Hair Shaming

Major cases of hair discrimination have extremely impacted the nation, causing the black community to take a stance. Former news anchor Brittany Noble Jones was fired after she displayed her “unprofessional” natural hair on live TV.

A news reporter explained to Noble Jones that her hair was equivalent to him throwing on a baseball cap to go to the grocery store; in other words, her hair was too inappropriate for the work setting. Noble Jones originally attempted to wear her natural hair in 2017, but she was later grilled about her hair being unprofessional; she even received insults from the corporate human resources department, which filed a complaint that her hair was “shaggy and unkempt.”

After giving birth to her son in 2018, Noble Jones asked for reasonable approval to wear natural hair by her news director, but a month after having the green light to do so, her news director pulled her into his office to criticize her hair again. She was told to change her hair back to the original because it ‘looked better.’

Since Noble Jones has been released from her position as a news reporter, her voice and her story have inspired many to speak their truths. An example is Andrew Johnson, a high school wrestler who was forced to cut his dreadlocks in order to participate in a wrestling match. Four matches prior to his regretful match, Johnson claimed that no referee had any issues with his hair, according to ABC News. After seeing the humiliating process of a referee cutting Johnson’s hair, angered parents and media labeled this as a racist act.

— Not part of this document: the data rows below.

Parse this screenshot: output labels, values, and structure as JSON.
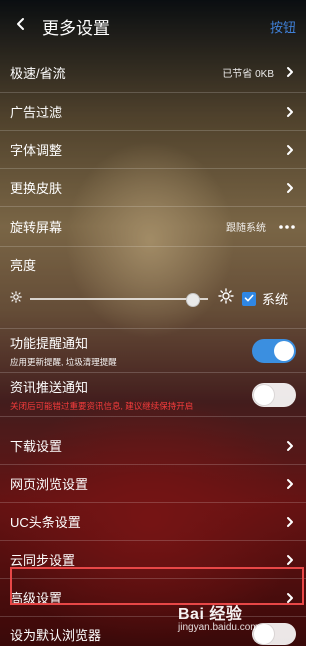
{
  "header": {
    "title": "更多设置",
    "action": "按钮"
  },
  "rows": [
    {
      "label": "极速/省流",
      "value": "已节省 0KB"
    },
    {
      "label": "广告过滤"
    },
    {
      "label": "字体调整"
    },
    {
      "label": "更换皮肤"
    },
    {
      "label": "旋转屏幕",
      "value": "跟随系统"
    }
  ],
  "brightness": {
    "title": "亮度",
    "level_fraction": 0.95,
    "system_label": "系统",
    "system_checked": true
  },
  "toggles": [
    {
      "label": "功能提醒通知",
      "sub": "应用更新提醒, 垃圾清理提醒",
      "on": true
    },
    {
      "label": "资讯推送通知",
      "sub": "关闭后可能错过重要资讯信息, 建议继续保持开启",
      "on": false
    }
  ],
  "rows2": [
    {
      "label": "下载设置"
    },
    {
      "label": "网页浏览设置"
    },
    {
      "label": "UC头条设置"
    },
    {
      "label": "云同步设置"
    },
    {
      "label": "高级设置"
    }
  ],
  "bottom_row": {
    "label": "设为默认浏览器",
    "on": false
  },
  "watermark": {
    "main": "Bai 经验",
    "sub": "jingyan.baidu.com"
  },
  "colors": {
    "accent": "#3b8fe0",
    "highlight": "#e84747"
  }
}
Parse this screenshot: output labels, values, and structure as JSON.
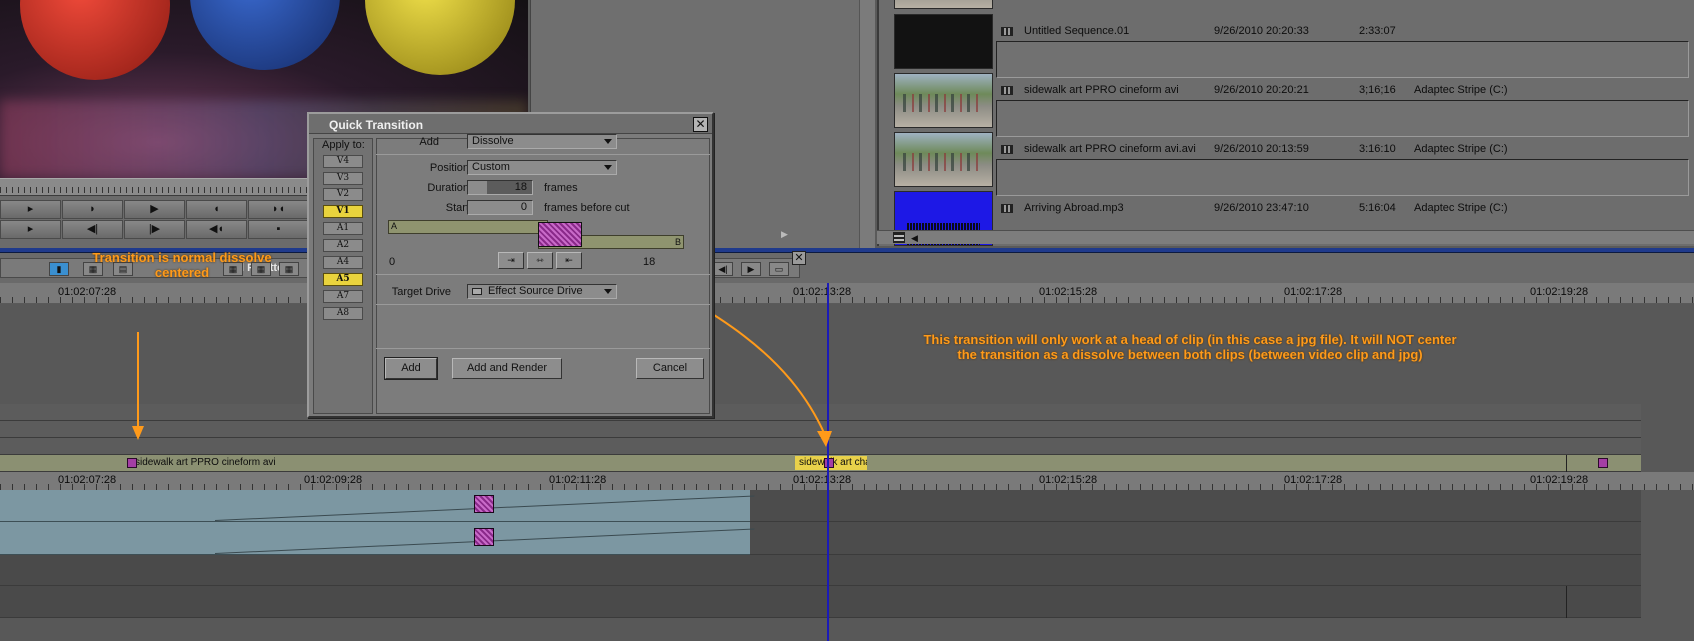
{
  "annotations": {
    "left_note": "Transition is normal dissolve centered",
    "right_note_line1": "This transition will only work at a head of clip (in this case a jpg file).  It will NOT center",
    "right_note_line2": "the transition as a dissolve between both clips (between video clip and jpg)",
    "color": "#ff9a1a"
  },
  "bin": {
    "items": [
      {
        "name": "Untitled Sequence.01",
        "date": "9/26/2010 20:20:33",
        "duration": "2:33:07",
        "drive": "",
        "thumb": "dark"
      },
      {
        "name": "sidewalk art PPRO cineform avi",
        "date": "9/26/2010 20:20:21",
        "duration": "3;16;16",
        "drive": "Adaptec Stripe (C:)",
        "thumb": "street"
      },
      {
        "name": "sidewalk art PPRO cineform avi.avi",
        "date": "9/26/2010 20:13:59",
        "duration": "3:16:10",
        "drive": "Adaptec Stripe (C:)",
        "thumb": "street"
      },
      {
        "name": "Arriving Abroad.mp3",
        "date": "9/26/2010 23:47:10",
        "duration": "5:16:04",
        "drive": "Adaptec Stripe (C:)",
        "thumb": "audio"
      }
    ]
  },
  "palette": {
    "title": "l Palette"
  },
  "ruler": {
    "timecodes": [
      "01:02:07:28",
      "01:02:09:28",
      "01:02:11:28",
      "01:02:13:28",
      "01:02:15:28",
      "01:02:17:28",
      "01:02:19:28"
    ]
  },
  "timeline": {
    "clip_a": "sidewalk art PPRO cineform avi",
    "clip_b": "sidewalk art chalk jpg.jpg"
  },
  "dialog": {
    "title": "Quick Transition",
    "apply_to_label": "Apply to:",
    "tracks": [
      {
        "label": "V4",
        "on": false
      },
      {
        "label": "V3",
        "on": false
      },
      {
        "label": "V2",
        "on": false
      },
      {
        "label": "V1",
        "on": true
      },
      {
        "label": "A1",
        "on": false
      },
      {
        "label": "A2",
        "on": false
      },
      {
        "label": "A4",
        "on": false
      },
      {
        "label": "A5",
        "on": true
      },
      {
        "label": "A7",
        "on": false
      },
      {
        "label": "A8",
        "on": false
      }
    ],
    "add_label": "Add",
    "add_value": "Dissolve",
    "position_label": "Position",
    "position_value": "Custom",
    "duration_label": "Duration",
    "duration_value": "18",
    "duration_unit": "frames",
    "start_label": "Start",
    "start_value": "0",
    "start_unit": "frames before cut",
    "graph_a": "A",
    "graph_b": "B",
    "range_min": "0",
    "range_max": "18",
    "target_drive_label": "Target Drive",
    "target_drive_value": "Effect Source Drive",
    "btn_add": "Add",
    "btn_add_render": "Add and Render",
    "btn_cancel": "Cancel",
    "close_glyph": "✕"
  }
}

These situations were both forms of racism. People tend to think that racism is only defined by words or extreme violent actions. Though that’s partially true, racism is also portrayed in plenty of imaginable ways, with hair being a major factor. African-Americans need to be accepted in America without being discriminated against because of the hair they wear or the complexion of their skin. No person of color should feel embarrassed by the way they portray their naturality. Brown-skinned and black-skinned people should not have to live up to the expectations of what a caucasian man or woman looks like. Having the confidence to do what feels best in a person’s heart defines a beauty queen or a role model; having straight or long hair does not. Discrimination is continuing to divide races when there should be unity and equality.